After being pummeled by Hans Neimann with a lawsuit against the website and its executive Daniel Rensch, Chess.com has updated its user agreement as of November 18, 2022. The last change according to the Internet Archive was on April 21, 2022. Needless to say, there were some interesting changes.
Companies’ User Agreements
But given the transaction between Chess.com, Play Magnus, the cheating scandal, and of course Niemann’s lawsuit, it is not surprising that someone at Chess.com’s legal team reviewed their current user agreement. Given that, it is odd that typos still exist, including some extraneous HTML:

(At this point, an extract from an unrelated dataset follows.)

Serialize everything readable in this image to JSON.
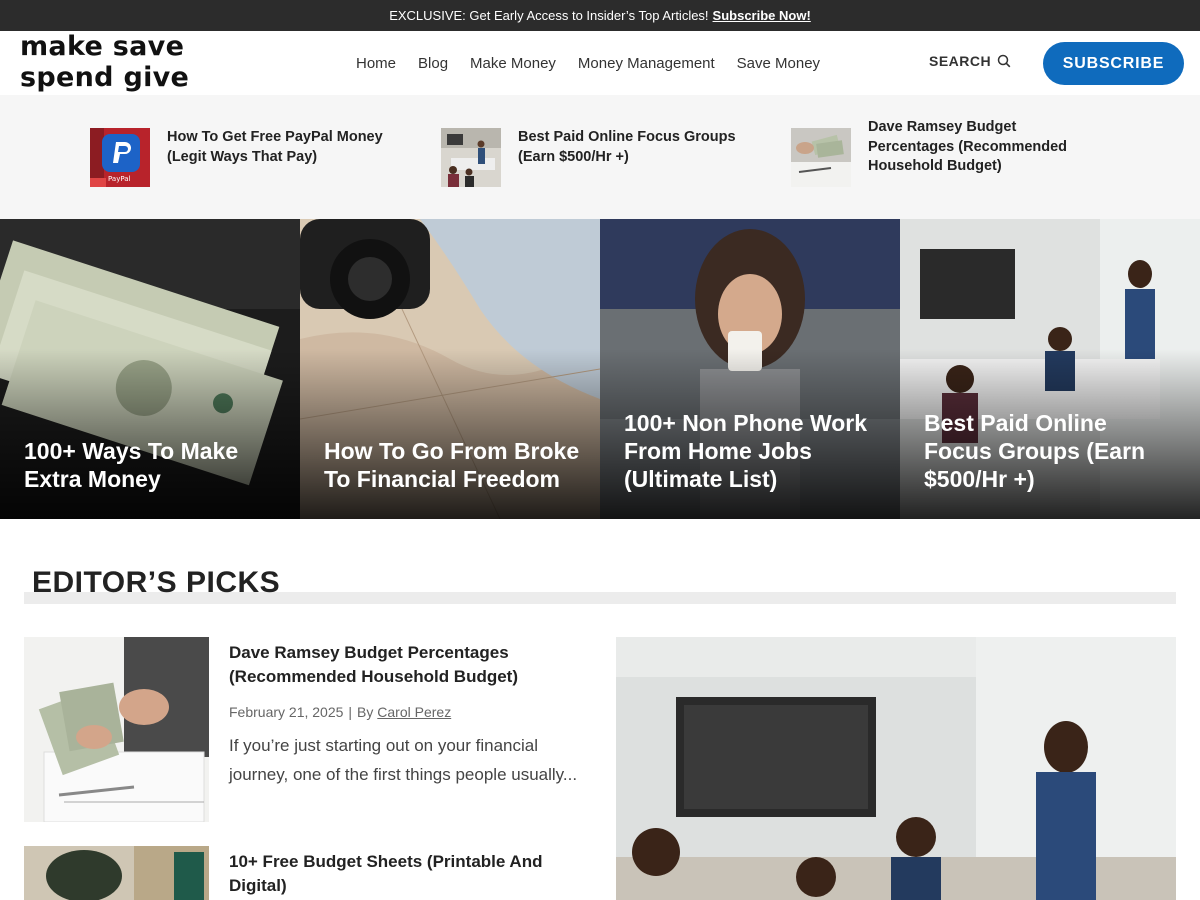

As to the substantive changes, the first one goes to the heart of the cheating scandal under Chess.com’s fair play policy:

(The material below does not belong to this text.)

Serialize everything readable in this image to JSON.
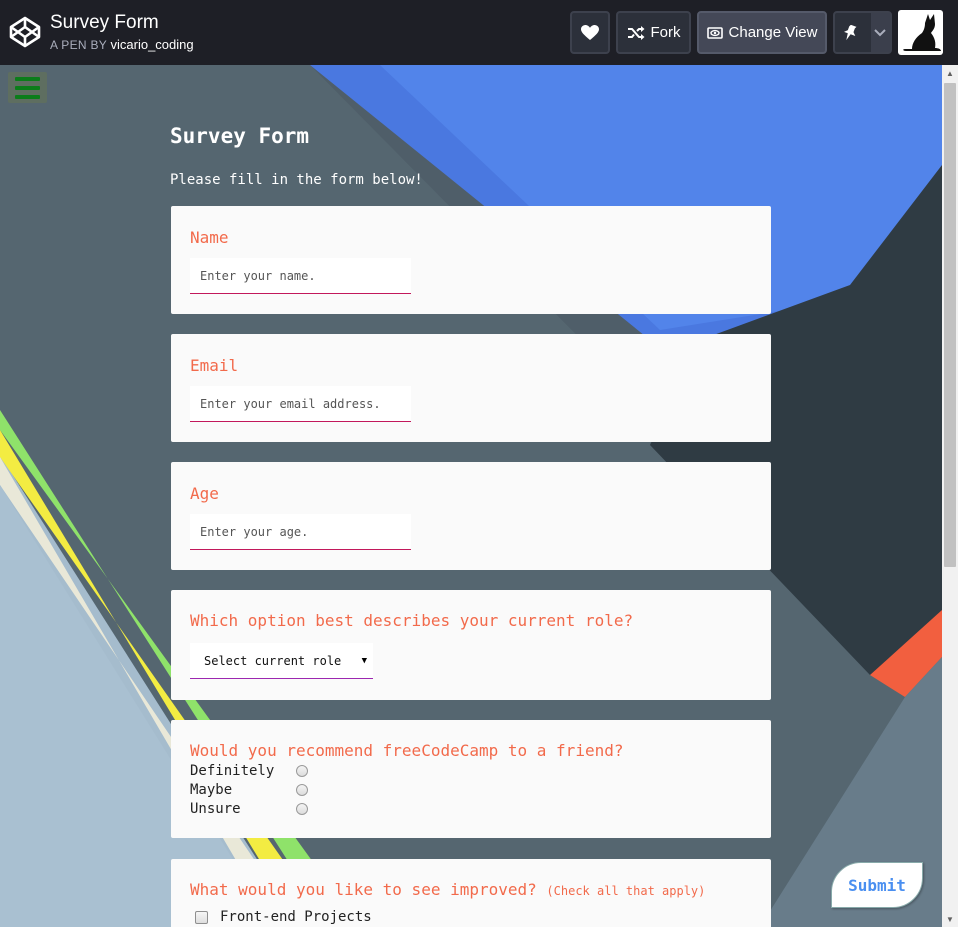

Clearly, this goes to the criticism of Chess.com’s decision to go public regarding Niemann’s previous online cheating on Chess.com and his communications with Chess.com management. Though subsequent remedial measures are typically not admissible evidence to support the fault, the claims against Chess.com are not based upon their “leaking” of communications or going public.

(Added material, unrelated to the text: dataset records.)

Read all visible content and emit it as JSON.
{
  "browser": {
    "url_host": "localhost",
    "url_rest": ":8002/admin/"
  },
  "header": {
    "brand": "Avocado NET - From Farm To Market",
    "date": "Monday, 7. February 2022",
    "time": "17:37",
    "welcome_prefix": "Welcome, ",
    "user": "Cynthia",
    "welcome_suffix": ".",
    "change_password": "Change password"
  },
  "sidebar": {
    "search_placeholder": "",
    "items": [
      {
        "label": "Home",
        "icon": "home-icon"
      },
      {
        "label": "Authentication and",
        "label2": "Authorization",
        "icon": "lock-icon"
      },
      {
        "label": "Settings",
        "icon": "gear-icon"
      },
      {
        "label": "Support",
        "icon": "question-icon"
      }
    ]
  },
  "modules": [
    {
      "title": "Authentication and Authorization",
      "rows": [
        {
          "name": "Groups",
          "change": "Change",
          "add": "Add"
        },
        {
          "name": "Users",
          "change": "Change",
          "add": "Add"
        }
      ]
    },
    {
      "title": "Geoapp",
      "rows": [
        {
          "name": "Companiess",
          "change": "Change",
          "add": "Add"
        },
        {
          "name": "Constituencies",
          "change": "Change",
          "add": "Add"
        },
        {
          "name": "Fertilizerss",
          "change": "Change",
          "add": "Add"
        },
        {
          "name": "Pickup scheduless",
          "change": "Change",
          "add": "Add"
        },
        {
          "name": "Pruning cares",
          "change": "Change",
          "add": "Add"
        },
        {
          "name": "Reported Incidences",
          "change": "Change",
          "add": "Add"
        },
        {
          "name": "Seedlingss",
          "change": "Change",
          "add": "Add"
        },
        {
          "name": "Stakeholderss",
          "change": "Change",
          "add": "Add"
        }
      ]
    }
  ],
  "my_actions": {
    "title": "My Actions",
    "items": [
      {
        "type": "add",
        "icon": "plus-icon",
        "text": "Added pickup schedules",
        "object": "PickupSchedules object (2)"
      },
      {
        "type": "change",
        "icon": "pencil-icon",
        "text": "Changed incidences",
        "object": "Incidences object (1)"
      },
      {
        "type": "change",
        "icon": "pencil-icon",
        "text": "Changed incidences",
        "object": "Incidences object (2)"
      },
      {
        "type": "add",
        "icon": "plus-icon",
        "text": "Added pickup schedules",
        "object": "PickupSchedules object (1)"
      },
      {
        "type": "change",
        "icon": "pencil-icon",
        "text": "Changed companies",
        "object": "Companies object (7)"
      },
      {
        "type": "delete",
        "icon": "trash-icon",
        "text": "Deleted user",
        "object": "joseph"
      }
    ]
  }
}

Children’s Online Privacy Protection Rule
Given that chess is a game that starts often at an early age, it may come as a surprise to some that Chess.com rules provide that only ages 13 and above are technically permitted to use the site going forward. See the change here:
This is generally the typical practice as any information collected from children under the age of 13 must comply with additional requirements including obtaining the consent of their legal guardian (see the Children’s Online Privacy Protection Rule (COPPA).
The other changes were relatively minor or more subtle updating to current standards of terms of service.